- Goal of the exercise
Scanning the entries below, copy every line that contains the word "mortality".

[Dataset entries]
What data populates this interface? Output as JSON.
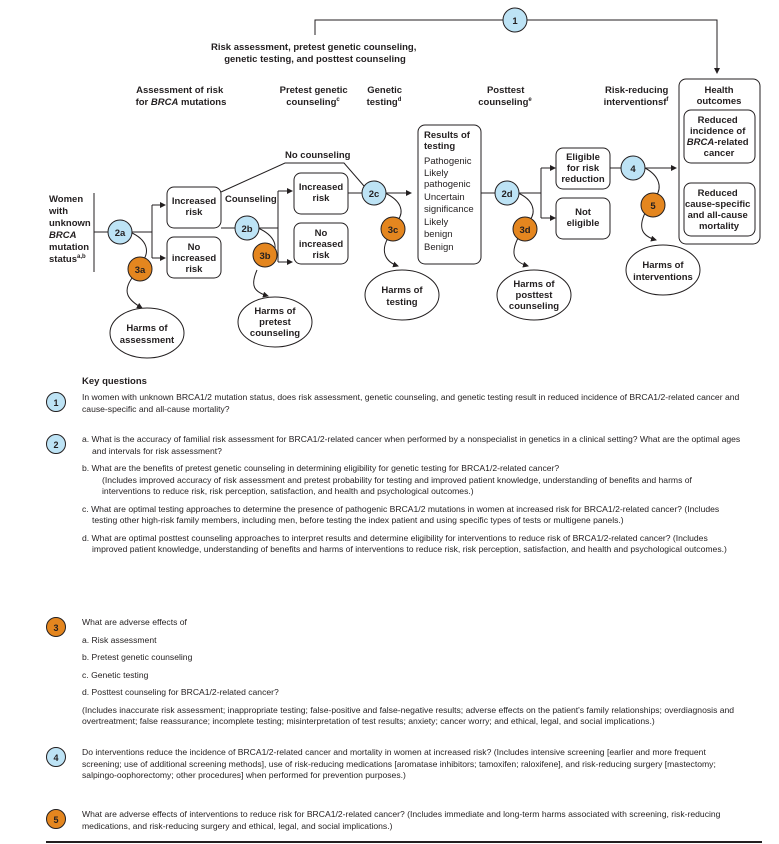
{
  "colors": {
    "kq_benefit": "#bde3f5",
    "kq_harm": "#e4861f",
    "line": "#231f20"
  },
  "diagram": {
    "overarching_label": [
      "Risk assessment, pretest genetic counseling,",
      "genetic testing, and posttest counseling"
    ],
    "kq1": "1",
    "headers": {
      "assessment": [
        "Assessment of risk",
        "for ",
        "BRCA",
        " mutations"
      ],
      "pretest": [
        "Pretest genetic",
        "counseling",
        "c"
      ],
      "genetic_testing": [
        "Genetic",
        "testing",
        "d"
      ],
      "posttest": [
        "Posttest",
        "counseling",
        "e"
      ],
      "risk_reducing": [
        "Risk-reducing",
        "interventionsf",
        "f"
      ]
    },
    "population": [
      "Women",
      "with",
      "unknown",
      "BRCA",
      "mutation",
      "status",
      "a,b"
    ],
    "nodes": {
      "kq2a": "2a",
      "kq3a": "3a",
      "kq2b": "2b",
      "kq3b": "3b",
      "kq2c": "2c",
      "kq3c": "3c",
      "kq2d": "2d",
      "kq3d": "3d",
      "kq4": "4",
      "kq5": "5"
    },
    "boxes": {
      "increased_risk_1": [
        "Increased",
        "risk"
      ],
      "no_increased_risk_1": [
        "No",
        "increased",
        "risk"
      ],
      "increased_risk_2": [
        "Increased",
        "risk"
      ],
      "no_increased_risk_2": [
        "No",
        "increased",
        "risk"
      ],
      "eligible": [
        "Eligible",
        "for risk",
        "reduction"
      ],
      "not_eligible": [
        "Not",
        "eligible"
      ]
    },
    "path_labels": {
      "counseling": "Counseling",
      "no_counseling": "No counseling"
    },
    "results": {
      "title": [
        "Results of",
        "testing"
      ],
      "items": [
        "Pathogenic",
        "Likely",
        "pathogenic",
        "Uncertain",
        "significance",
        "Likely",
        "benign",
        "Benign"
      ]
    },
    "health_outcomes": {
      "title": [
        "Health",
        "outcomes"
      ],
      "incidence": [
        "Reduced",
        "incidence of",
        "BRCA",
        "-related",
        "cancer"
      ],
      "mortality": [
        "Reduced",
        "cause-specific",
        "and all-cause",
        "mortality"
      ]
    },
    "harms": {
      "assessment": [
        "Harms of",
        "assessment"
      ],
      "pretest": [
        "Harms of",
        "pretest",
        "counseling"
      ],
      "testing": [
        "Harms of",
        "testing"
      ],
      "posttest": [
        "Harms of",
        "posttest",
        "counseling"
      ],
      "interventions": [
        "Harms of",
        "interventions"
      ]
    }
  },
  "key_questions": {
    "title": "Key questions",
    "q1": {
      "num": "1",
      "text": "In women with unknown BRCA1/2 mutation status, does risk assessment, genetic counseling, and genetic testing result in reduced incidence of BRCA1/2-related cancer and cause-specific and all-cause mortality?"
    },
    "q2": {
      "num": "2",
      "a": "a. What is the accuracy of familial risk assessment for BRCA1/2-related cancer when performed by a nonspecialist in genetics in a clinical setting? What are the optimal ages and intervals for risk assessment?",
      "b": "b. What are the benefits of pretest genetic counseling in determining eligibility for genetic testing for BRCA1/2-related cancer?",
      "b_note": "(Includes improved accuracy of risk assessment and pretest probability for testing and improved patient knowledge, understanding of benefits and harms of interventions to reduce risk, risk perception, satisfaction, and health and psychological outcomes.)",
      "c": "c. What are optimal testing approaches to determine the presence of pathogenic BRCA1/2 mutations in women at increased risk for BRCA1/2-related cancer? (Includes testing other high-risk family members, including men, before testing the index patient and using specific types of tests or multigene panels.)",
      "d": "d. What are optimal posttest counseling approaches to interpret results and determine eligibility for interventions to reduce risk of BRCA1/2-related cancer? (Includes improved patient knowledge, understanding of benefits and harms of interventions to reduce risk, risk perception, satisfaction, and health and psychological outcomes.)"
    },
    "q3": {
      "num": "3",
      "intro": "What are adverse effects of",
      "a": "a. Risk assessment",
      "b": "b. Pretest genetic counseling",
      "c": "c. Genetic testing",
      "d": "d. Posttest counseling for BRCA1/2-related cancer?",
      "note": "(Includes inaccurate risk assessment; inappropriate testing; false-positive and false-negative results; adverse effects on the patient's family relationships; overdiagnosis and overtreatment; false reassurance; incomplete testing; misinterpretation of test results; anxiety; cancer worry; and ethical, legal, and social implications.)"
    },
    "q4": {
      "num": "4",
      "text": "Do interventions reduce the incidence of BRCA1/2-related cancer and mortality in women at increased risk? (Includes intensive screening [earlier and more frequent screening; use of additional screening methods], use of risk-reducing medications [aromatase inhibitors; tamoxifen; raloxifene], and risk-reducing surgery [mastectomy; salpingo-oophorectomy; other procedures] when performed for prevention purposes.)"
    },
    "q5": {
      "num": "5",
      "text": "What are adverse effects of interventions to reduce risk for BRCA1/2-related cancer? (Includes immediate and long-term harms associated with screening, risk-reducing medications, and risk-reducing surgery and ethical, legal, and social implications.)"
    }
  }
}
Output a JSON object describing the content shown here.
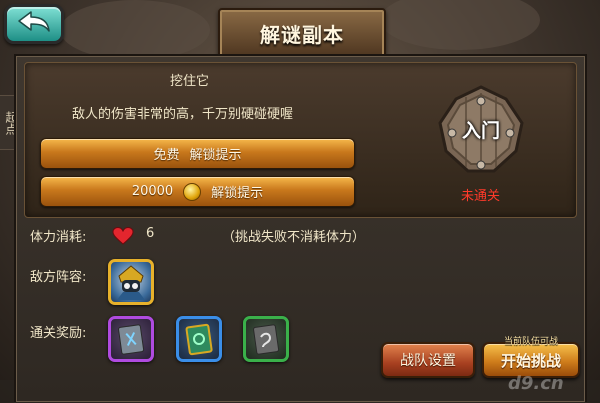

- Response to this task
      "mortality": [
        "mortality"
      "text": "In women with unknown BRCA1/2 mutation status, does risk assessment, genetic counseling, and genetic testing result in reduced incidence of BRCA1/2-related cancer and cause-specific and all-cause mortality?"
      "text": "Do interventions reduce the incidence of BRCA1/2-related cancer and mortality in women at increased risk? (Includes intensive screening [earlier and more frequent screening; use of additional screening methods], use of risk-reducing medications [aromatase inhibitors; tamoxifen; raloxifene], and risk-reducing surgery [mastectomy; salpingo-oophorectomy; other procedures] when performed for prevention purposes.)"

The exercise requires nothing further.